Sign Language Interpreters
Sign Language Interpreters & Students with Hearing Impairments
Below are general guidelines for working with interpreters and students who have hearing impairments. If you are unsure how to handle a situation with a hard of hearing or deaf student, please contact our office at 313-4134.
Allow the interpreter to sit near you so the student can pick up your visual cues and expressions and watch the interpreter.
Allow the student to sit where he/she can see both you and the interpreter.
During one-on-one situations, speak directly to the individual with the hearing impairment not the interpreter.
Avoid saying "tell him" or "ask her" to the interpreter.
Remember the interpreter is a few words behind the speaker.
Provide good lighting for the interpreter, especially if you are darkening the room to show a video or slides.
Speak naturally and in a normal tone-do ot exaggerate your lip movement or facial expressions.
Avoid speaking while you are facing the chalkboard.
Remember that an individual with a hearing impairment needs time to study handouts, assignments, charts and overheads because he/she cannot look at these materials and the interpreter at the same time.
Provide written instructions for assignments and exams if requested by the student.
Closed Captioning of Videos/DVDs
Most newer videos and DVDs are already closed captioned. You will need to turn on closed captioning on the television or projector in your room. Closed captioned options are usually available on the menu of DVDs. Please check your material ahead of time to make sure it is closed captioned. If it is not, or you are having trouble displaying closed captions with the equipment in your classroom, please contact Instructional Technology Support Service at x3801 or 313-3801 for assistance. Also allow the student additional access to the video outside of class, if requested.
Communicating Outside of Class
Most deaf persons prefer to use email for communication outside of class. However, if the student requests a phone conversation, they will most likely use a relay service. Here is how it works:

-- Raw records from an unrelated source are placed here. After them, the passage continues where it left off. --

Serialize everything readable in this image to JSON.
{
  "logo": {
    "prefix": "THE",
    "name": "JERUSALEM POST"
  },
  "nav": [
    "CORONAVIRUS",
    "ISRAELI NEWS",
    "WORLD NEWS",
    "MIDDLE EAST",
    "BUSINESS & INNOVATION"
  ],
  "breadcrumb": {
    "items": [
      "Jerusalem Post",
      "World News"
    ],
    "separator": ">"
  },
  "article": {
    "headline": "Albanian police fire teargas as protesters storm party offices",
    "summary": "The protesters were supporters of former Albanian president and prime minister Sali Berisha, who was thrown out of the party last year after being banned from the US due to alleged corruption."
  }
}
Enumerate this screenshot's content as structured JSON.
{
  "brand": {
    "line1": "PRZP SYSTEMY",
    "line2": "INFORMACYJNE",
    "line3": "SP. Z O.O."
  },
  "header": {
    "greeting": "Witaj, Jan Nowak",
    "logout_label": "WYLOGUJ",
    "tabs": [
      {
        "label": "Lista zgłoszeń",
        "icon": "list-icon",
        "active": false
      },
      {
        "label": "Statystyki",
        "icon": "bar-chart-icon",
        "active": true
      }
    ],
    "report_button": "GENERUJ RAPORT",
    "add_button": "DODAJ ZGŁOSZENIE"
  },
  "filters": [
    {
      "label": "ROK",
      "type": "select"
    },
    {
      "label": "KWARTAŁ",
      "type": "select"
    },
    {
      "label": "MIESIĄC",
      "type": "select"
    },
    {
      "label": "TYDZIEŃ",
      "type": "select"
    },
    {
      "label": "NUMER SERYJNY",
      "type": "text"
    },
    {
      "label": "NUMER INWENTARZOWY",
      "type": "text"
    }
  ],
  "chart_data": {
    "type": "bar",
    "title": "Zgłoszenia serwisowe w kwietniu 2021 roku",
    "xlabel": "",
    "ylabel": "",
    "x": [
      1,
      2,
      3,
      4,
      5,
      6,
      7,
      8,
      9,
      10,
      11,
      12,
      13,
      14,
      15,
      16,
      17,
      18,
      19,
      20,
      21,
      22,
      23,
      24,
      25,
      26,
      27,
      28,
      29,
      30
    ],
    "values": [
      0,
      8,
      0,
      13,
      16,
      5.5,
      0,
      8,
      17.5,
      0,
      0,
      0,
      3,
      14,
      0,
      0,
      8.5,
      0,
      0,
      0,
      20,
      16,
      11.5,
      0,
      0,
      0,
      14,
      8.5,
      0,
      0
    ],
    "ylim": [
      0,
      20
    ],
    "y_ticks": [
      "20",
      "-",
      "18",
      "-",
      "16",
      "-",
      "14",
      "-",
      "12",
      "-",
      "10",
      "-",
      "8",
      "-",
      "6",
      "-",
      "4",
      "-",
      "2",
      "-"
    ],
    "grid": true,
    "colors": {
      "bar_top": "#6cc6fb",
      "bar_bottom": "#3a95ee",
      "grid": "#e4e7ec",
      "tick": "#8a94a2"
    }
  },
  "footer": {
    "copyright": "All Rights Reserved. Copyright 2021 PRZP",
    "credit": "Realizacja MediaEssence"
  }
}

The student types what they wish to say to you on a device called a TTY, which is then voiced to you through the relay operator. You speak back to the student, and the operator types the message to the student. If you would like to call the student using the relay service, call 1-800-877-8973. You will hear, "Sprint relay operator [number]. May I have the number you are calling please?"
1. Give the Sprint relay operator the area code and telephone number you wish to call and any additional instruction.
2. The Sprint relay operator will process your call, reading aloud what the TTY user types, and will type what you say back to the TTY user.
Note: Be sure to talk directly to your caller, avoid saying "tell him" or "tell her," and say "go ahead" at the end of your responses.
An interpreter is not supposed to clarify or explain the content of a classroom lecture/lab, meeting, and/or textbook. It is the student's responsibility to ask for clarification or explanation from the appropriate individual.
If you need to meet briefly with a student who uses an interpreter, and your conversation will not involve complex ideas, you may wish to write notes back-and-forth to each other, either on paper, or on the computer. Otherwise, the student will need to request an interpreter from DREAM. Please realize we need at least five business days notice to fulfill interpreter requests. We appreciate your cooperation in this matter.
Please direct questions to Tera Lessard, Associate Director of Disability Resources, Education, & Access Management, at extension 4091 or 313-4091.